This leaves the strongest individuals standing, who then band together in hopes of survival; however, mere survival is not enough if it lacks human connection. When we first meet Selena (Naomie Harris), she’s survived, but she is a hardened individual: she states that she would kill an infected companion in “a heartbeat,” and lets Jim (Cillian Murphy, whom I adore in every way) know in no uncertain terms that she would leave him behind if he hindered her ability to get away from the infected. Selena makes good on this will to survive, as evidenced when she kills Mark (Noah Huntley) without a second thought after he is infected; the arc of the character means that she needs to learn how to re-adapt to human connection, as emotional attachment is considered a hinderance to survival. This detachment isn’t present in just her: Major West (Christopher Eccleston) has it as well, which draws a disturbing parallel between the two characters. West tells Jim, “I promised [my soldiers] women” because the men were losing hope. “Women mean a future,” he insists, revealing the intent to let a group of men rape a pair of women in order to keep them from wanting to kill themselves. Stop and think about that for a moment: in order to survive, this man is willing to let a pair of women – presumably, the mothers of a new generation – undergo physical and mental trauma in order to make sure that the group he led were able to carry on. Constant rape in exchange for life is not a life; that’s a living hell.
What truly allows the survivors of this epidemic to really get out alive are the bonds they create between human beings, proving the necessity of human emotion in order to survive. Mark shares the pain of watching his family turn into zombies, bonding with the grieving Jim, who has found his parents dead of suicide; this is the first step toward becoming part of something larger, which ultimately saves him. Jim connects with Selena through walks and talks, to the point that there is a romantic attachment on both ends. We have it pointed out to us that Hannah and Frank have each other to lean on, and they readily accept Jim and Selena into their family. And when the prospect of rape is close to being realized for Hannah (Megan Burns) and Selena, the elder woman feeds the terrified young girl pills, telling her, “I’m making you not care.” These actions render the group able to survive because they have something for which to fight. Rage is all around us; without something to hold onto, basic survival is the only thing to do. However, if the connections exist, rage can be channeled to fight for that which you love and are connected. This is evident when Jim kills the soldiers: he isn’t defending “his” women. Jim is making sure that the people he cares about are safe.
|Slight hestitation: check.
When Jim first wakes up in the hospital at the beginning of the film, he’s completely naked, fully exposed in full-frontal nudity in a hospital bed.
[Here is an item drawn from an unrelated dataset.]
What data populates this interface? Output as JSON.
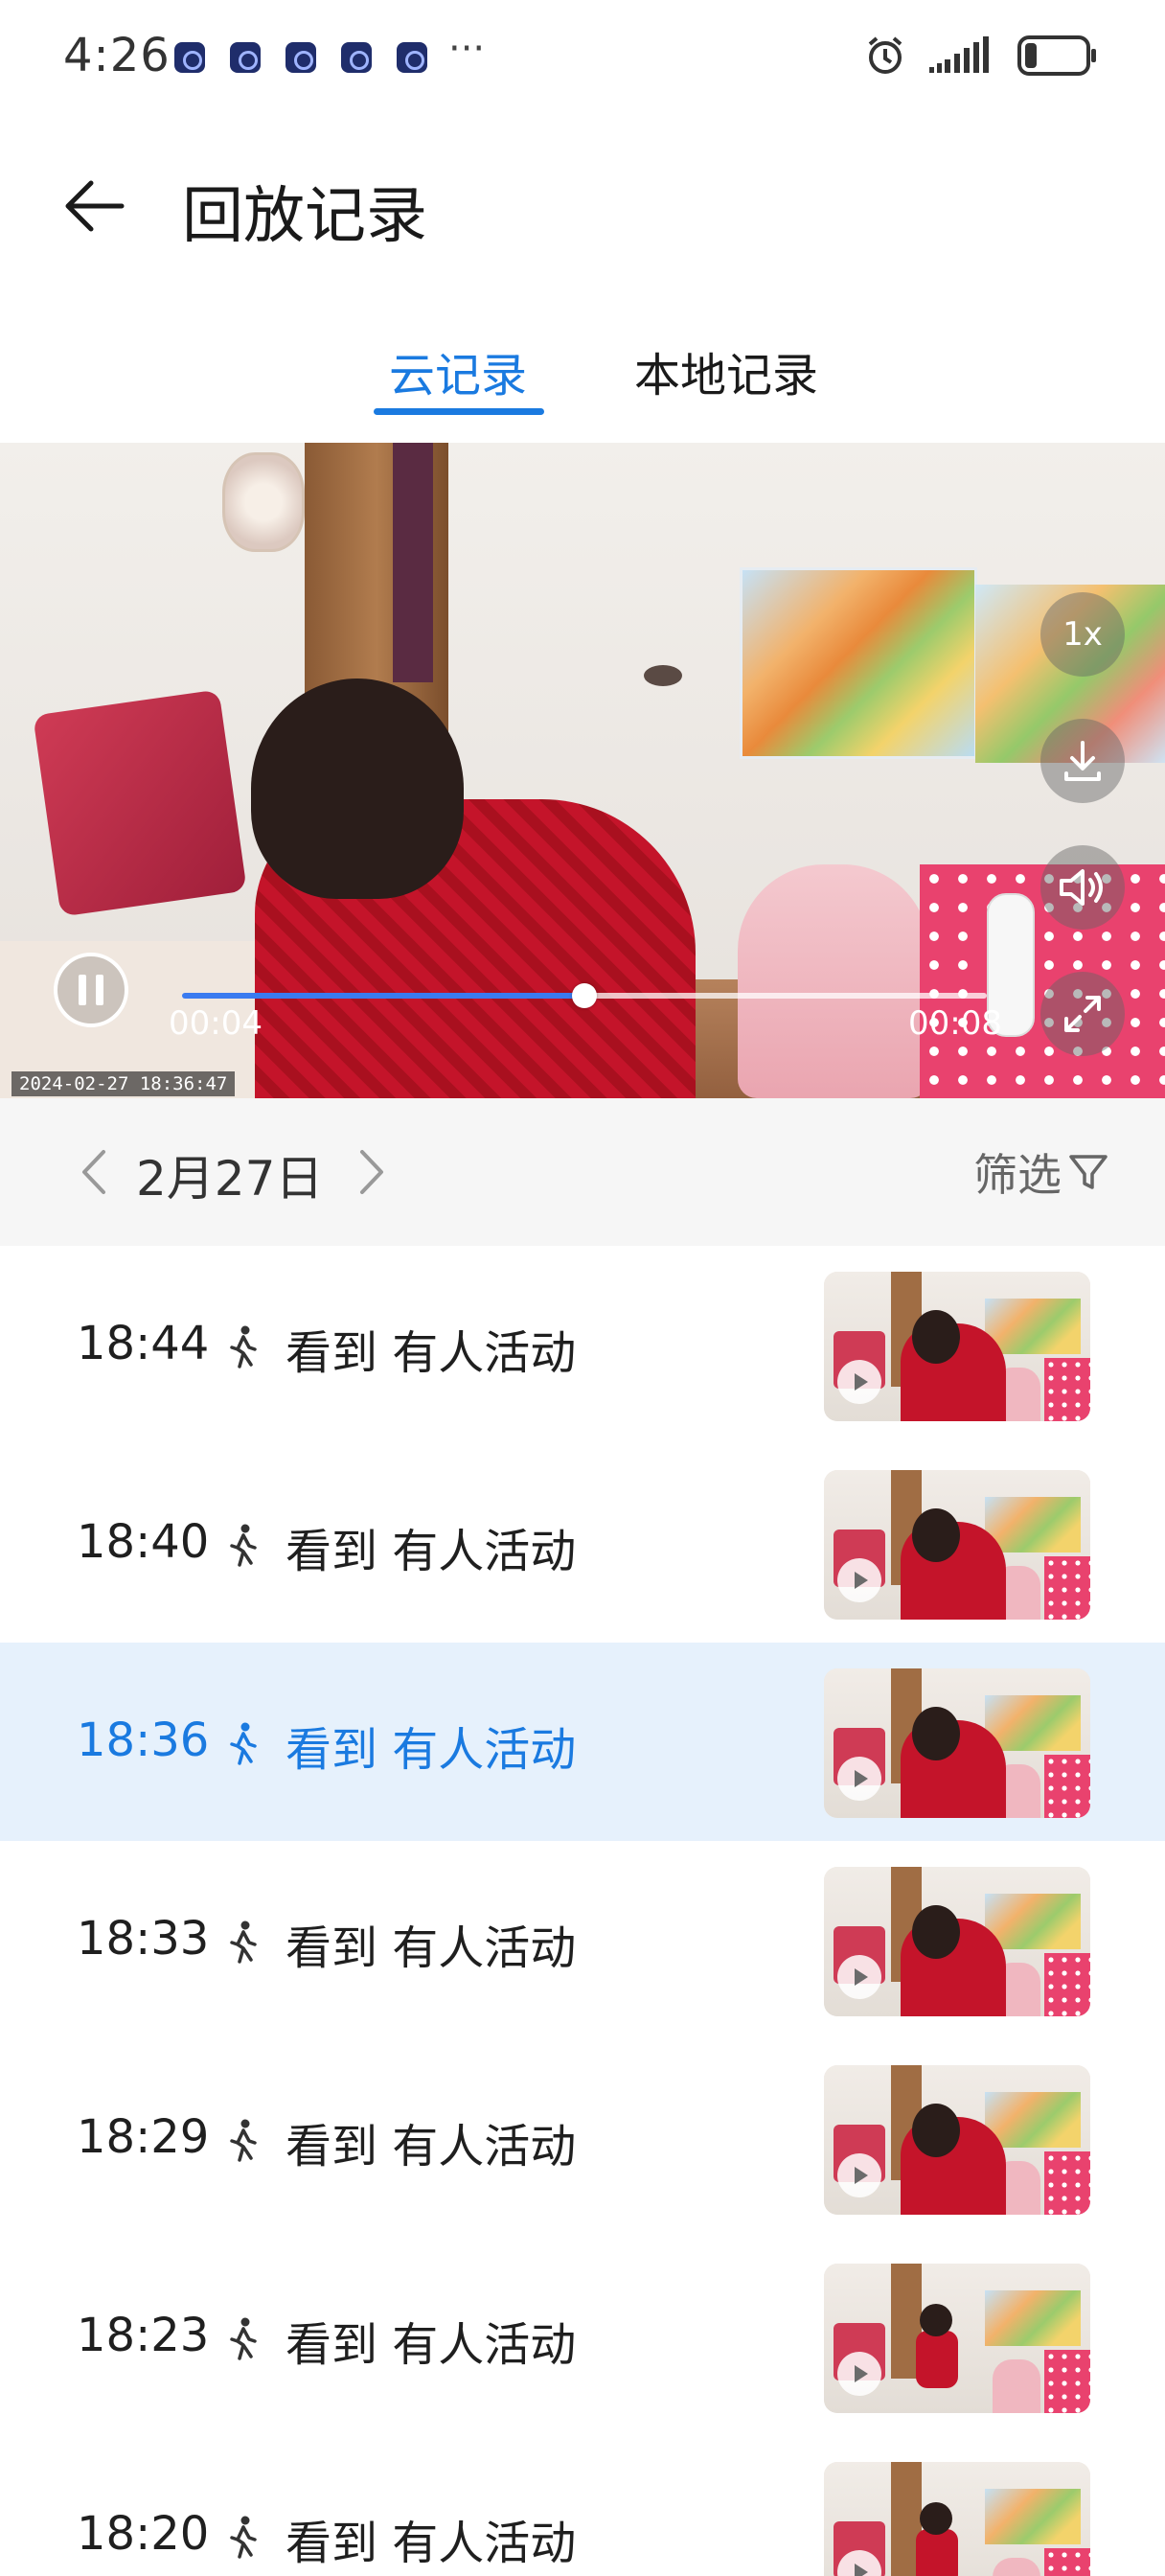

He’s completely alone, with dead parents and no friends. Jim has nothing to keep him going, not even a shred of clothes. We get a similar shot at the tail end of the film, but this time, Jim is covered up. He’s not as exposed, and he’s not hooked up to machines. This isn’t accidental. By virute of the bonds he has created, Jim has ceased to merely survive. By bonding with those around him, Jim not only lives: he thrives during his recovery from a near-fatal injury. We could all stand to meditate on this idea for a few minutes.